- [Stored data]:
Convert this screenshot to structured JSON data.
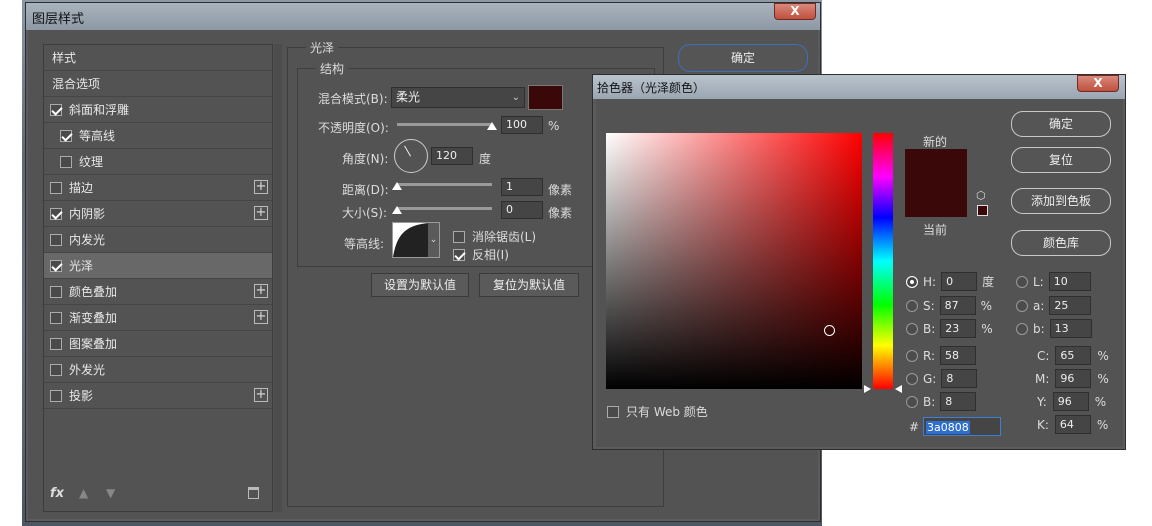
{
  "layer_style_dialog": {
    "title": "图层样式",
    "close_label": "X",
    "ok_label": "确定",
    "styles_list": [
      {
        "label": "样式",
        "checkbox": false,
        "checked": false,
        "plus": false,
        "indent": false
      },
      {
        "label": "混合选项",
        "checkbox": false,
        "checked": false,
        "plus": false,
        "indent": false
      },
      {
        "label": "斜面和浮雕",
        "checkbox": true,
        "checked": true,
        "plus": false,
        "indent": false
      },
      {
        "label": "等高线",
        "checkbox": true,
        "checked": true,
        "plus": false,
        "indent": true
      },
      {
        "label": "纹理",
        "checkbox": true,
        "checked": false,
        "plus": false,
        "indent": true
      },
      {
        "label": "描边",
        "checkbox": true,
        "checked": false,
        "plus": true,
        "indent": false
      },
      {
        "label": "内阴影",
        "checkbox": true,
        "checked": true,
        "plus": true,
        "indent": false
      },
      {
        "label": "内发光",
        "checkbox": true,
        "checked": false,
        "plus": false,
        "indent": false
      },
      {
        "label": "光泽",
        "checkbox": true,
        "checked": true,
        "plus": false,
        "indent": false,
        "selected": true
      },
      {
        "label": "颜色叠加",
        "checkbox": true,
        "checked": false,
        "plus": true,
        "indent": false
      },
      {
        "label": "渐变叠加",
        "checkbox": true,
        "checked": false,
        "plus": true,
        "indent": false
      },
      {
        "label": "图案叠加",
        "checkbox": true,
        "checked": false,
        "plus": false,
        "indent": false
      },
      {
        "label": "外发光",
        "checkbox": true,
        "checked": false,
        "plus": false,
        "indent": false
      },
      {
        "label": "投影",
        "checkbox": true,
        "checked": false,
        "plus": true,
        "indent": false
      }
    ],
    "footer": {
      "fx_label": "fx"
    },
    "satin": {
      "group_title": "光泽",
      "structure_title": "结构",
      "blend_mode_label": "混合模式(B):",
      "blend_mode_value": "柔光",
      "opacity_label": "不透明度(O):",
      "opacity_value": "100",
      "opacity_unit": "%",
      "angle_label": "角度(N):",
      "angle_value": "120",
      "angle_unit": "度",
      "distance_label": "距离(D):",
      "distance_value": "1",
      "distance_unit": "像素",
      "size_label": "大小(S):",
      "size_value": "0",
      "size_unit": "像素",
      "contour_label": "等高线:",
      "antialias_label": "消除锯齿(L)",
      "antialias_checked": false,
      "invert_label": "反相(I)",
      "invert_checked": true,
      "default_btn": "设置为默认值",
      "reset_btn": "复位为默认值",
      "color": "#3a0808",
      "opacity_level": 1.0,
      "distance_level": 0.0,
      "size_level": 0.0
    }
  },
  "color_picker": {
    "title": "拾色器（光泽颜色）",
    "close_label": "X",
    "ok_label": "确定",
    "reset_label": "复位",
    "add_swatch_label": "添加到色板",
    "libraries_label": "颜色库",
    "new_label": "新的",
    "current_label": "当前",
    "web_only_label": "只有 Web 颜色",
    "hsb": {
      "H": "0",
      "S": "87",
      "B": "23",
      "H_unit": "度",
      "S_unit": "%",
      "B_unit": "%"
    },
    "rgb": {
      "R": "58",
      "G": "8",
      "B": "8"
    },
    "lab": {
      "L": "10",
      "a": "25",
      "b": "13"
    },
    "cmyk": {
      "C": "65",
      "M": "96",
      "Y": "96",
      "K": "64",
      "unit": "%"
    },
    "hex_label": "#",
    "hex_value": "3a0808",
    "new_color": "#3a0808",
    "current_color": "#3a0808"
  }
}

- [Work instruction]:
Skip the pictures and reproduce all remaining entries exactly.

- [Solution for this task]:
Convert this screenshot to structured JSON data.
{
  "layer_style_dialog": {
    "title": "图层样式",
    "close_label": "X",
    "ok_label": "确定",
    "styles_list": [
      {
        "label": "样式",
        "checkbox": false,
        "checked": false,
        "plus": false,
        "indent": false
      },
      {
        "label": "混合选项",
        "checkbox": false,
        "checked": false,
        "plus": false,
        "indent": false
      },
      {
        "label": "斜面和浮雕",
        "checkbox": true,
        "checked": true,
        "plus": false,
        "indent": false
      },
      {
        "label": "等高线",
        "checkbox": true,
        "checked": true,
        "plus": false,
        "indent": true
      },
      {
        "label": "纹理",
        "checkbox": true,
        "checked": false,
        "plus": false,
        "indent": true
      },
      {
        "label": "描边",
        "checkbox": true,
        "checked": false,
        "plus": true,
        "indent": false
      },
      {
        "label": "内阴影",
        "checkbox": true,
        "checked": true,
        "plus": true,
        "indent": false
      },
      {
        "label": "内发光",
        "checkbox": true,
        "checked": false,
        "plus": false,
        "indent": false
      },
      {
        "label": "光泽",
        "checkbox": true,
        "checked": true,
        "plus": false,
        "indent": false,
        "selected": true
      },
      {
        "label": "颜色叠加",
        "checkbox": true,
        "checked": false,
        "plus": true,
        "indent": false
      },
      {
        "label": "渐变叠加",
        "checkbox": true,
        "checked": false,
        "plus": true,
        "indent": false
      },
      {
        "label": "图案叠加",
        "checkbox": true,
        "checked": false,
        "plus": false,
        "indent": false
      },
      {
        "label": "外发光",
        "checkbox": true,
        "checked": false,
        "plus": false,
        "indent": false
      },
      {
        "label": "投影",
        "checkbox": true,
        "checked": false,
        "plus": true,
        "indent": false
      }
    ],
    "footer": {
      "fx_label": "fx"
    },
    "satin": {
      "group_title": "光泽",
      "structure_title": "结构",
      "blend_mode_label": "混合模式(B):",
      "blend_mode_value": "柔光",
      "opacity_label": "不透明度(O):",
      "opacity_value": "100",
      "opacity_unit": "%",
      "angle_label": "角度(N):",
      "angle_value": "120",
      "angle_unit": "度",
      "distance_label": "距离(D):",
      "distance_value": "1",
      "distance_unit": "像素",
      "size_label": "大小(S):",
      "size_value": "0",
      "size_unit": "像素",
      "contour_label": "等高线:",
      "antialias_label": "消除锯齿(L)",
      "antialias_checked": false,
      "invert_label": "反相(I)",
      "invert_checked": true,
      "default_btn": "设置为默认值",
      "reset_btn": "复位为默认值",
      "color": "#3a0808",
      "opacity_level": 1.0,
      "distance_level": 0.0,
      "size_level": 0.0
    }
  },
  "color_picker": {
    "title": "拾色器（光泽颜色）",
    "close_label": "X",
    "ok_label": "确定",
    "reset_label": "复位",
    "add_swatch_label": "添加到色板",
    "libraries_label": "颜色库",
    "new_label": "新的",
    "current_label": "当前",
    "web_only_label": "只有 Web 颜色",
    "hsb": {
      "H": "0",
      "S": "87",
      "B": "23",
      "H_unit": "度",
      "S_unit": "%",
      "B_unit": "%"
    },
    "rgb": {
      "R": "58",
      "G": "8",
      "B": "8"
    },
    "lab": {
      "L": "10",
      "a": "25",
      "b": "13"
    },
    "cmyk": {
      "C": "65",
      "M": "96",
      "Y": "96",
      "K": "64",
      "unit": "%"
    },
    "hex_label": "#",
    "hex_value": "3a0808",
    "new_color": "#3a0808",
    "current_color": "#3a0808"
  }
}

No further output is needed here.